Rosemary’s Baby (1968)
written and directed by Roman Polanski
based on the novel by Ira Levin
Rating: 3.5 / 4
I’m not a fan of Mia Farrow’s. I don’t know anything about the work of John Cassavetes and, since I’m an atheist, I don’t believe in God or in his buddy the Devil. Having said all that, after finally watching it a couple of months ago, I still can’t get Rosemary’s Baby out of my head. It’s that good.
Rosemary’s Baby is a horror movie that doesn’t make you jump out of your seat of fall off your bed. There are no “Boo!” moments, no use of easy conventions like monsters or stings. Aside from some makeup, there are no elaborate special effects and the story is not necessarily a work of fantasy. But Rosemary’s Baby is scary.
The plot is very simple: A young couple moves to an apartment in an old brownstone in New York. The girl apparently becomes victim of a nefarious scheme between the old neighbors next door, her obstetrician, and – perhaps – even her husband. The object of the conspiracy is getting her pregnant by none other than… the Devil himself. It’s almost like a counterpart to the “story” of Jesus, son of God (because if God could get a woman pregnant, why not the Devil?).
The script is based on the best seller from the 60’s. I remember reading it sometime in the 70’s, when I was about 11. I liked it. Couldn’t put it down.
It’s a story that is constructed, both in the book and in the movie, very slowly. The audience first watches the young and loving couple as they meet the older, sweet, and somewhat annoying neighbors; then the loving couple interacting with the older, now strangely attentive neighbors; and finally the no-longer-loving couple dealing with true neighbors from hell.
When the film is over, you ask yourself if something supernatural actually did happen, or if everything could’ve just occurred in the head of the protagonist.
Rosemary’s Baby does not make your heart beat faster all of a sudden. On the contrary, you feel quite relaxed as the film sets up the love story, but little by little your pulse starts to quicken. At the end, you may not be on the verge of a heart attack, but you do ask yourself: “Why am I so nervous? Why am I sweating? Why am I so uncomfortable if I haven’t seen one drop of blood and I’m not even so sure that Satan is actually part of the story?”

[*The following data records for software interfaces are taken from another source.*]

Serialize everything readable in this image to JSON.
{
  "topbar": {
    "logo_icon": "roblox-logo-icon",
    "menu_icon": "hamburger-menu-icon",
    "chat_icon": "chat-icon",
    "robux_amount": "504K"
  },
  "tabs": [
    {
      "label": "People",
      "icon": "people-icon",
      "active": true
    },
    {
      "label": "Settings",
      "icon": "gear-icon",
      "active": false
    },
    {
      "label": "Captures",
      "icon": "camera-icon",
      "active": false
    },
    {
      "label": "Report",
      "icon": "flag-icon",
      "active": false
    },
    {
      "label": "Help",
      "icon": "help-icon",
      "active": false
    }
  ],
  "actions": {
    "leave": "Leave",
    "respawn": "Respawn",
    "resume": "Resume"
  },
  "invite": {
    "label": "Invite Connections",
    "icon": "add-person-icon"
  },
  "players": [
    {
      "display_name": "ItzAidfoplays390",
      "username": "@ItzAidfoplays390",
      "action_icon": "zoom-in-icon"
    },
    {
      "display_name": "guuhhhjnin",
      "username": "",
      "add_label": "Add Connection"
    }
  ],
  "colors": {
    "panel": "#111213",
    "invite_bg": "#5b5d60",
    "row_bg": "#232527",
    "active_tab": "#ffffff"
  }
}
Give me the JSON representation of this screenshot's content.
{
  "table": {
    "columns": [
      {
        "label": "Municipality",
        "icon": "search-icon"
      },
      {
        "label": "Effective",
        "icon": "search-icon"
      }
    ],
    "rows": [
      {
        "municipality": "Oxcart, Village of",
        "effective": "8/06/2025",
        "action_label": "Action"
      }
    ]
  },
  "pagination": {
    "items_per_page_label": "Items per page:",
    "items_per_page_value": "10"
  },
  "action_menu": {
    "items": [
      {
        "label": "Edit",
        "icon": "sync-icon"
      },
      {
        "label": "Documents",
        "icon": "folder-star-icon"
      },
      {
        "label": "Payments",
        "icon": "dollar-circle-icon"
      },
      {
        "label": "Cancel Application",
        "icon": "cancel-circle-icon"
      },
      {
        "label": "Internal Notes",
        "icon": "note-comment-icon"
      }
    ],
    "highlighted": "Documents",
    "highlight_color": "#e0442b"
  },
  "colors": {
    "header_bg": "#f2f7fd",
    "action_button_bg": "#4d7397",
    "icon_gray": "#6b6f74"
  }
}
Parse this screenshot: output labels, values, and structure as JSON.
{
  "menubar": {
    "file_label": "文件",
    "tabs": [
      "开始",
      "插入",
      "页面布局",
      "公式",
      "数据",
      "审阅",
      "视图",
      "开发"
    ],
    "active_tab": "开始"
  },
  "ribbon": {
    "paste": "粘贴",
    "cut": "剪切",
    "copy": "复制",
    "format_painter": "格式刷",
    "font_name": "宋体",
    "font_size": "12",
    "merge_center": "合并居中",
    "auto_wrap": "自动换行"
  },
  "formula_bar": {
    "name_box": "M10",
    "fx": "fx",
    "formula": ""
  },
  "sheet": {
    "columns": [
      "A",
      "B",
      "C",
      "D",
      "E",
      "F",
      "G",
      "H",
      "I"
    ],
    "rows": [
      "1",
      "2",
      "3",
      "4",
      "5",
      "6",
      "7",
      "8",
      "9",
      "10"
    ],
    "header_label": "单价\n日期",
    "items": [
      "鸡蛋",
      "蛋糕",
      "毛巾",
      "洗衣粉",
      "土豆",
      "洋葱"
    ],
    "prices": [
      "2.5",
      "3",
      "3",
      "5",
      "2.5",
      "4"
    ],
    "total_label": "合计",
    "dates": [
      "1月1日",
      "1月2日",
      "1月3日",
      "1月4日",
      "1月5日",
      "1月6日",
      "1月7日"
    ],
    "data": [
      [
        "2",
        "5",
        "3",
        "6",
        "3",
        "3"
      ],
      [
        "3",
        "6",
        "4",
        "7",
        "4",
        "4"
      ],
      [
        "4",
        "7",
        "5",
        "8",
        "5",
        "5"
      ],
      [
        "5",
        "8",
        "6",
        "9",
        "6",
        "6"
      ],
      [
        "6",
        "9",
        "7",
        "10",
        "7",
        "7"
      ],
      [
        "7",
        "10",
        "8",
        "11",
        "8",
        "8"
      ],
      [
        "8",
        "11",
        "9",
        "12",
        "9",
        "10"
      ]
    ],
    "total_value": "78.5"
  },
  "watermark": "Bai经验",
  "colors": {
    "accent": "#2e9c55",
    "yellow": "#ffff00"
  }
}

The film is very much like its poster – simple, mysterious, effective, but not reliant on sensationalism. It’s like its main musical theme – a lullaby that makes your hair stand on end. It’s like its slogan: “Pray for Rosemary’s Baby” – you don’t quite understand what it means, but it makes you curious and afraid.
Why is Rosemary’s Baby a horror film, if it doesn’t terrify you? If it doesn’t make you want to close your eyes? Maybe because it needs to be classified in a new type of genre. In its time, the term Dark Fantasy was in vogue, but I wouldn’t use it, since “fantasy” doesn’t do it justice.
Mia Farrow is amazing as Rosemary. Gentle and sexy at the beginning, gentle and crazy towards the middle, gentle and the most pure embodiment of evil at the end.
And what a whopper of an ending – there’s no way to anticipate it, and yet it makes perfect sense. Because, if you were the Devil himself, instead of just winning over the heroine, you should try to win her over. And besides, not even the Devil can fight against maternal instinct… so He’d better take advantage of it.
I wonder what would happen if someone would produce the counterpart to this counterpart. A movie about a group of fanatical Christians intent on getting a woman pregnant, against her will, with God’s child… After all, the Devil doesn’t ask Rosemary for permission. And, as far as we know, no one asked Mary either.
I’m not sure anyone would dare embark on such an adventure right now. Scorsese didn’t fare well with The Last Temptation of Christ (1988), a movie in which Jesus was portrayed as a real flesh-and-blood person, someone even people who don’t believe in the scripture could sympathize with. But then he made him somewhat lustful… and got in trouble.
Rosemary’s Baby – rent it or buy it. Adapted and directed by then 35-year-old Roman Polanski, at the top of his game.